(Data records)
━━━━━━━━━━━━━━━━

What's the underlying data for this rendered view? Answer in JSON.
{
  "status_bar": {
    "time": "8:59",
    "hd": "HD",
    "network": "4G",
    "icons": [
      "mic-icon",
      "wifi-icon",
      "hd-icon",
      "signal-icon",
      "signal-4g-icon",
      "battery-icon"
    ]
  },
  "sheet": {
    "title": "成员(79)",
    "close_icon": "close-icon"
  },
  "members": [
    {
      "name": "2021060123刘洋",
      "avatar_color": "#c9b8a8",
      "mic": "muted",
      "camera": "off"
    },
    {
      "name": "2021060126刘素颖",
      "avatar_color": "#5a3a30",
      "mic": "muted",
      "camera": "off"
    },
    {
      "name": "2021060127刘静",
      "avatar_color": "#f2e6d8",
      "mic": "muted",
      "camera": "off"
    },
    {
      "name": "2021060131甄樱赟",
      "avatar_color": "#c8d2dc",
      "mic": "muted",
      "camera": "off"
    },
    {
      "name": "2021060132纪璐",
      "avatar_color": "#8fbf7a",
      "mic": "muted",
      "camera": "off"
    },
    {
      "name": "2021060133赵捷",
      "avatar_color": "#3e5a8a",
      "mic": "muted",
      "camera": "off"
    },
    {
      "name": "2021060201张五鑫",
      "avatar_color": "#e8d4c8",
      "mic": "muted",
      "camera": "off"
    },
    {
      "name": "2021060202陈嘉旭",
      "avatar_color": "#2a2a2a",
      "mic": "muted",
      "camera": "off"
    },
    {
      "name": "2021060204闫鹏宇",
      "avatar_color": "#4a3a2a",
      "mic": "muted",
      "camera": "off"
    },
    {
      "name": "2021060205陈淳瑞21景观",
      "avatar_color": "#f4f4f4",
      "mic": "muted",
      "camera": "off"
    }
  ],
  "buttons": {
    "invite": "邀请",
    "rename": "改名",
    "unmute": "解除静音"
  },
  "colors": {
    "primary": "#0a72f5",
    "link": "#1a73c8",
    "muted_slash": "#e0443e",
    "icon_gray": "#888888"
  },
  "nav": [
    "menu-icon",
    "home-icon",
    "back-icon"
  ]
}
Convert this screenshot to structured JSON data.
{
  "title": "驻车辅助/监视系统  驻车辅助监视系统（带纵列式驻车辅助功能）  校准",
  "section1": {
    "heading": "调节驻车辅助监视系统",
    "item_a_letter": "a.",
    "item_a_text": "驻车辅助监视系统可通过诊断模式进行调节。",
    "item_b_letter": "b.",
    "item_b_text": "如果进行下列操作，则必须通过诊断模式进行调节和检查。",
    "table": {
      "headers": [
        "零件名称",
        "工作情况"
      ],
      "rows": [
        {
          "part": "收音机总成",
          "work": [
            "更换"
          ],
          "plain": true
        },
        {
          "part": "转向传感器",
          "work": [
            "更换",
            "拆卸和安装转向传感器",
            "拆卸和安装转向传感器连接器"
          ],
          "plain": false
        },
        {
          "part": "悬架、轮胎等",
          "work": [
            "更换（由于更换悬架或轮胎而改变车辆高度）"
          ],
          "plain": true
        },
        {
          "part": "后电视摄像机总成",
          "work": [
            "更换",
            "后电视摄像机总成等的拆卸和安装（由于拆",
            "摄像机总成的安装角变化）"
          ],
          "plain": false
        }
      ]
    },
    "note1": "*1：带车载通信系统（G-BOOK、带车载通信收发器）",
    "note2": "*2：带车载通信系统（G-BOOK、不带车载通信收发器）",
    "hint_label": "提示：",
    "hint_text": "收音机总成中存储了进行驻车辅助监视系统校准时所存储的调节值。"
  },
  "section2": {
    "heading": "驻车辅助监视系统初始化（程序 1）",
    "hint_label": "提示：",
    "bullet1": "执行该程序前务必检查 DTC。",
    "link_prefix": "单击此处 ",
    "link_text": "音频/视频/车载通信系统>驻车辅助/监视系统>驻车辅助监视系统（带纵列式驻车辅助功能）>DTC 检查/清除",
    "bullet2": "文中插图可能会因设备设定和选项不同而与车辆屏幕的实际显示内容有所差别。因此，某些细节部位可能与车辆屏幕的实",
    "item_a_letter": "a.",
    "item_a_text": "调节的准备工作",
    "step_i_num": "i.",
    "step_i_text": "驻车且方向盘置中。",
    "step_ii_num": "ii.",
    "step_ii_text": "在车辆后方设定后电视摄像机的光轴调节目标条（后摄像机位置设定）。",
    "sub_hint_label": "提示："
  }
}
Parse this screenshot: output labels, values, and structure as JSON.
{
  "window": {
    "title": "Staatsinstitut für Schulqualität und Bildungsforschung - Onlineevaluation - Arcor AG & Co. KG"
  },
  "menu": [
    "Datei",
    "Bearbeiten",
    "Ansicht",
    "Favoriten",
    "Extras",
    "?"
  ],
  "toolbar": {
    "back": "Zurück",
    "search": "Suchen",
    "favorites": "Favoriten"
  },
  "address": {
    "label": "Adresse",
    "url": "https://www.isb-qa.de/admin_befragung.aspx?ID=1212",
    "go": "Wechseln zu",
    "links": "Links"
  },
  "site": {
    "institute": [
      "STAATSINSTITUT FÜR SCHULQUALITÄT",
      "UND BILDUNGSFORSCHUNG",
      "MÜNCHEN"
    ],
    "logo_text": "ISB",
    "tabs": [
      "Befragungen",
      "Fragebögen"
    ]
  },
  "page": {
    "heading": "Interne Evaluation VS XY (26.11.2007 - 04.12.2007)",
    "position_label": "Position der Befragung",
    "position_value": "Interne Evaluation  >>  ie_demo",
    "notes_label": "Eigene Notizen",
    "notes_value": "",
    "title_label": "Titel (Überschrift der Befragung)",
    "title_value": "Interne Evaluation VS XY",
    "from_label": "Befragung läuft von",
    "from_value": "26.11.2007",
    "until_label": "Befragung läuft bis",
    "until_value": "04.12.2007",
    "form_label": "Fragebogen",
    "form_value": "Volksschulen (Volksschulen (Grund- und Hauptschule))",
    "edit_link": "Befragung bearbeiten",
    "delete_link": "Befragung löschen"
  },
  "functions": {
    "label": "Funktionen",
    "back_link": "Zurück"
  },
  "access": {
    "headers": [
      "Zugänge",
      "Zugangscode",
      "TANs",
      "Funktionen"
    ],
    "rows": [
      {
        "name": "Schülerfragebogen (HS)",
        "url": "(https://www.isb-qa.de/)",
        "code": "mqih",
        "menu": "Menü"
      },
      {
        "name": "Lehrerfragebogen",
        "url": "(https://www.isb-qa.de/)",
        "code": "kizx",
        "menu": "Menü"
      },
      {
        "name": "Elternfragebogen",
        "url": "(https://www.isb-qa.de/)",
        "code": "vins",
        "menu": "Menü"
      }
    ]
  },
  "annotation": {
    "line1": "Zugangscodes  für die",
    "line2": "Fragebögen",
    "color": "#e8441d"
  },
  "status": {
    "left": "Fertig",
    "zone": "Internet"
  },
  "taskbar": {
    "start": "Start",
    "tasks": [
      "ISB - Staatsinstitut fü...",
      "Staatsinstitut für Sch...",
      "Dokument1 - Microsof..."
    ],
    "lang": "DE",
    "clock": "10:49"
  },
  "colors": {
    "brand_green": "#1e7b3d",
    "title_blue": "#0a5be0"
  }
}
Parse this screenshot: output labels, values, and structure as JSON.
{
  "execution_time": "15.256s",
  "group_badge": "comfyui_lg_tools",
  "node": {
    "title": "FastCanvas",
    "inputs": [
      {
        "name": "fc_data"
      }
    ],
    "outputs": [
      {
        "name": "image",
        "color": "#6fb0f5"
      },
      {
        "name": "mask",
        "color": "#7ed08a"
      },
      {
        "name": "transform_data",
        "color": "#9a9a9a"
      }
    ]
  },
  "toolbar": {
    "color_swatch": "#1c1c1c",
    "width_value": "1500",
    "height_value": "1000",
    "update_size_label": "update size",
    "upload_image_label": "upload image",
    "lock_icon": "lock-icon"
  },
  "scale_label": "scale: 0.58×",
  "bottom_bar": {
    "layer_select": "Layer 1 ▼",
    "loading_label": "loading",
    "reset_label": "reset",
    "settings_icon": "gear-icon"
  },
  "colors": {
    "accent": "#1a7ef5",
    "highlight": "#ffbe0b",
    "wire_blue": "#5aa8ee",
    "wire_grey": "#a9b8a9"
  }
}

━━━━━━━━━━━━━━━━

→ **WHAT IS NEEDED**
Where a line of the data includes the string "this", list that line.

→ **EXPECTED ANSWER**
What's the underlying data for this rendered view? Answer in JSON.
Convert this screenshot to structured JSON data.
Parse this screenshot: output labels, values, and structure as JSON.
Parse this screenshot: output labels, values, and structure as JSON.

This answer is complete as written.